CAREFUL WHAT YOU WISH FOR: In Orlando, Paul Tenorio noted there were "certain snippets" of the N.Y. Times' series on ESPN that UCF and its fans "should pay attention to specifically." The "talk around UCF is about growing the brand and growing the program, and now the school is facing many of the same dilemmas that programs like Boise State, TCU and Louisville once embraced." Tenorio asked, "Is exposure worth upsetting the fanbase in the short term, with the possibility of expanding it to new levels in the longterm?" A key part to the success of midweek football games is TV, "but so is a full stadium." Tenorio: "Is there confidence that UCF could fill up Bright House on a Thursday night?" (ORLANDOSENTINEL.com, 8/26).
SPORTS AT A PREMIUM: MEDIA POST's Wayne Friedman cited SNL Kagan data as showing that sports cable networks on average "get 75 cents per subscriber per month -- almost three times that of non-basic cable networks, which average 28 cents a month." This is "largely because of two pricey networks" -- ESPN and NFL Network. ESPN continues to "get the most money of any cable network: $5.54 per sub per month." NFL Net "now gets $1.34 per month, growing threefold from its level of 39 cents" in '12. Sports nets without ESPN and its ESPN 3D network "average 32 cents per sub per month." Pro league networks, including MLB Net, NBA TV, NHL Net, NFL Net, Golf Channel and Tennis Channel, "averaged 47 cents per sub fee." College sports nets "performed at about the same as basic cable overall -- 29 cents per subscriber per month" (MEDIAPOST.com, 8/23).

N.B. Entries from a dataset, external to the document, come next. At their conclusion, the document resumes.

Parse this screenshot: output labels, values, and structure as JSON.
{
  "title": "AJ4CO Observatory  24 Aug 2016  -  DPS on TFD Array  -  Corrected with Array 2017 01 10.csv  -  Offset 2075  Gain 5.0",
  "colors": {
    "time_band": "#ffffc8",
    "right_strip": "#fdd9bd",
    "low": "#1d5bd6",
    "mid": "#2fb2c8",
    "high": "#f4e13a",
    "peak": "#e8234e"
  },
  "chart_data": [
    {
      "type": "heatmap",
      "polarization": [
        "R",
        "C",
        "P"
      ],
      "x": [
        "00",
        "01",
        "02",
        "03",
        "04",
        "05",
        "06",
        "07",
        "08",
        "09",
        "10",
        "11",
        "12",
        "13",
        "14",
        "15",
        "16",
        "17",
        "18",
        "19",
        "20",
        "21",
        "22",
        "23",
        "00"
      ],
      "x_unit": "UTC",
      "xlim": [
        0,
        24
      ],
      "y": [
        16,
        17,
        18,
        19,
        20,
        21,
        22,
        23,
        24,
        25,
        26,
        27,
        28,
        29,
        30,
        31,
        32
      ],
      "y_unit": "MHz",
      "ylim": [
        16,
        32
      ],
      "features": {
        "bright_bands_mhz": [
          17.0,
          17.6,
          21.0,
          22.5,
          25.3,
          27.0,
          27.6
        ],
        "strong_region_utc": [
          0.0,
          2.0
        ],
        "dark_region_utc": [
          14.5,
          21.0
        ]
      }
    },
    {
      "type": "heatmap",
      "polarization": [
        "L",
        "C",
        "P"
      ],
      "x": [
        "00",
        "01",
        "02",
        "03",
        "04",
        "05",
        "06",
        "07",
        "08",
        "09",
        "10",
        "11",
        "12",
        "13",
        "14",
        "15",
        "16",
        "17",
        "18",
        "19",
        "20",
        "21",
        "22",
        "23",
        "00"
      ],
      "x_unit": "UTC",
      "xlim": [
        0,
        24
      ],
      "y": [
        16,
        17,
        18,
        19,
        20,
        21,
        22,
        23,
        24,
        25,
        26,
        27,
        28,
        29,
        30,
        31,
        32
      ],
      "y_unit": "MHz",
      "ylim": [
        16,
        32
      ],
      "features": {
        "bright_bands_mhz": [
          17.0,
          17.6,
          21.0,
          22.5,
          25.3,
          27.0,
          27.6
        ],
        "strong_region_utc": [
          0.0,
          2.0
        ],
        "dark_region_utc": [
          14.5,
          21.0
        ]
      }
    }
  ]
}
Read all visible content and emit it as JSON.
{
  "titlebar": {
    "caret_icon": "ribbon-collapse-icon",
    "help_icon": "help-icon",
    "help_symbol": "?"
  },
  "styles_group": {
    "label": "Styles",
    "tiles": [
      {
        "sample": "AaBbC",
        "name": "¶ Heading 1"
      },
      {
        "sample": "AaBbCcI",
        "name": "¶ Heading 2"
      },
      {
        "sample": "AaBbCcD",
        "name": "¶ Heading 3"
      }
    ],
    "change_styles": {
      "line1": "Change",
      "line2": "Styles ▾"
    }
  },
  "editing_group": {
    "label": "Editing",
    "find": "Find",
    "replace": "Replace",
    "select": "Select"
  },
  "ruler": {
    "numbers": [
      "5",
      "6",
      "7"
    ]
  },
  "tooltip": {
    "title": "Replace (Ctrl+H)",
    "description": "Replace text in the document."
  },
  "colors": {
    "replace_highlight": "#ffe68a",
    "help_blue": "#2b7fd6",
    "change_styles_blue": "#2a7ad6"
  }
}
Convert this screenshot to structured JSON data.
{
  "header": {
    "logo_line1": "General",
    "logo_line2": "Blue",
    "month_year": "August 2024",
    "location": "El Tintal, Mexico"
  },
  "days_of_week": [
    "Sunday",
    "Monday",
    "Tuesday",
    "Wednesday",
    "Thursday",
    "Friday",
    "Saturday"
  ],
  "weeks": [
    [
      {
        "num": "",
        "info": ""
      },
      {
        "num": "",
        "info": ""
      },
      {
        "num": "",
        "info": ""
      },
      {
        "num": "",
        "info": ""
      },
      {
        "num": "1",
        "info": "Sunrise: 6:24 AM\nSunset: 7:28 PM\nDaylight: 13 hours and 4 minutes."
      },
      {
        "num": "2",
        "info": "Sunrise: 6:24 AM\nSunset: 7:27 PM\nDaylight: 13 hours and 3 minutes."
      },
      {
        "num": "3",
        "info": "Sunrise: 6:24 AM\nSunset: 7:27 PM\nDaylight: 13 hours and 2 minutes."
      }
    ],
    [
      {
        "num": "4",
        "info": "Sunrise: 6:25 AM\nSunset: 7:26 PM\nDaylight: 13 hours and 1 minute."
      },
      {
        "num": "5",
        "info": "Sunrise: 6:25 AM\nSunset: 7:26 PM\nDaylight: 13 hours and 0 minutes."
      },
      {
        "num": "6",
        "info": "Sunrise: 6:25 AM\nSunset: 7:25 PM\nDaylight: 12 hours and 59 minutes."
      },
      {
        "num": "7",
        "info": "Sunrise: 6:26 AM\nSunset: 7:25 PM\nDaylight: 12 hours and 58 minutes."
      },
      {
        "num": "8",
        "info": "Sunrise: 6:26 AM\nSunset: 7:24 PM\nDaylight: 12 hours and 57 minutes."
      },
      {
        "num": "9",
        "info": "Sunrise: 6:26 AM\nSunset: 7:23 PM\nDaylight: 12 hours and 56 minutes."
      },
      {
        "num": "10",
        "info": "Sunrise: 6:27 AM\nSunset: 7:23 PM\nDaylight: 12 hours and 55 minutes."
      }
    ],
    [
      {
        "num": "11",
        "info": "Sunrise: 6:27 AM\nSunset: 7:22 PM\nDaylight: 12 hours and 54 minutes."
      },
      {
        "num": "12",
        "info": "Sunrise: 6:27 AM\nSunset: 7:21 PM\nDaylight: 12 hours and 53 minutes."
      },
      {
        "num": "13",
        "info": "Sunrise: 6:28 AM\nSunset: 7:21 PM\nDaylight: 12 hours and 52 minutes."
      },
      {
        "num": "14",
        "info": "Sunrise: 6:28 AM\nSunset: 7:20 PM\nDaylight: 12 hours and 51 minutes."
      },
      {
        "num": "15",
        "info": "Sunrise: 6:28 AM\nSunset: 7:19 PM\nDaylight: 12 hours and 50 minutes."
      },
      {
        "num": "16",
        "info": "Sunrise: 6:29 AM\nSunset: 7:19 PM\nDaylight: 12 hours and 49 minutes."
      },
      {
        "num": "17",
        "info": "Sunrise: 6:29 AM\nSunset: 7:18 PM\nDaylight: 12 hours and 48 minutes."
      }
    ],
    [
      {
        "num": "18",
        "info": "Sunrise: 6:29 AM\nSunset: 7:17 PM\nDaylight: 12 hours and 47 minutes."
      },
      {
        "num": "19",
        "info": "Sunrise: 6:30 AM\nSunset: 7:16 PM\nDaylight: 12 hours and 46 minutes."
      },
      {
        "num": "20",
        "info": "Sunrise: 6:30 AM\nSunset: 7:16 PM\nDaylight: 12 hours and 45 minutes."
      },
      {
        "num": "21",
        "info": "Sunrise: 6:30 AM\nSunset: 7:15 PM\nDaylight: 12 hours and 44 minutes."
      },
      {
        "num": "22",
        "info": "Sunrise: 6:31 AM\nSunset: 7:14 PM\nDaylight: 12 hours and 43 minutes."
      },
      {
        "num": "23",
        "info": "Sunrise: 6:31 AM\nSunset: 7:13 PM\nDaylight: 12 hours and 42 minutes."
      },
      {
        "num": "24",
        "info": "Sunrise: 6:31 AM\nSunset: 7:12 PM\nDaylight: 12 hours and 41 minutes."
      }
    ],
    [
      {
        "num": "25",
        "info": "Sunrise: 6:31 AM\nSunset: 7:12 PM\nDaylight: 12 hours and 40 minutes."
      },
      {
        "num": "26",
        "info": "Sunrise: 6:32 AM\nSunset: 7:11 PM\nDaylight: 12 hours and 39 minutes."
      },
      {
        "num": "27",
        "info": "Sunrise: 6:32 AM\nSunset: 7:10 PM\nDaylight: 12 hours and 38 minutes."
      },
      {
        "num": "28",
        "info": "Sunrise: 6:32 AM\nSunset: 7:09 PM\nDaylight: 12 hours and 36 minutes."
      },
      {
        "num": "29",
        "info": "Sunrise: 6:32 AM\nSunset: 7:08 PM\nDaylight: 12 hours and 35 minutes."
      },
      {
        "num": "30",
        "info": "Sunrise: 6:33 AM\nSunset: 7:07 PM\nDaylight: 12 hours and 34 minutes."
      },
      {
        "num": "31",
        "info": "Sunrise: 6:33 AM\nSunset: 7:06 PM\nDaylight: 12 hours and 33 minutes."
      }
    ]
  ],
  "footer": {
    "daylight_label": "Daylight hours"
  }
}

FUEL TO THE FIRE: THE MMQB's Peter King wrote of ESPN's decision to end a collaboration with PBS' "Frontline" on a documentary covering head injuries in the NFL, "It's unrealistic to think that once the NFL was so strident about its objections to the reporting, that ESPN at a corporate level wasn’t going to do something to smooth things over." It also is "unrealistic to think in a news-gathering organization, this wasn’t going to get out." The NFL was "going to see red over the 'Frontline' documentary anyway." King: "Now the burn will be worse, because thousands more people will watch it. Tens of thousands, probably" (MMQB.SI.com, 8/26).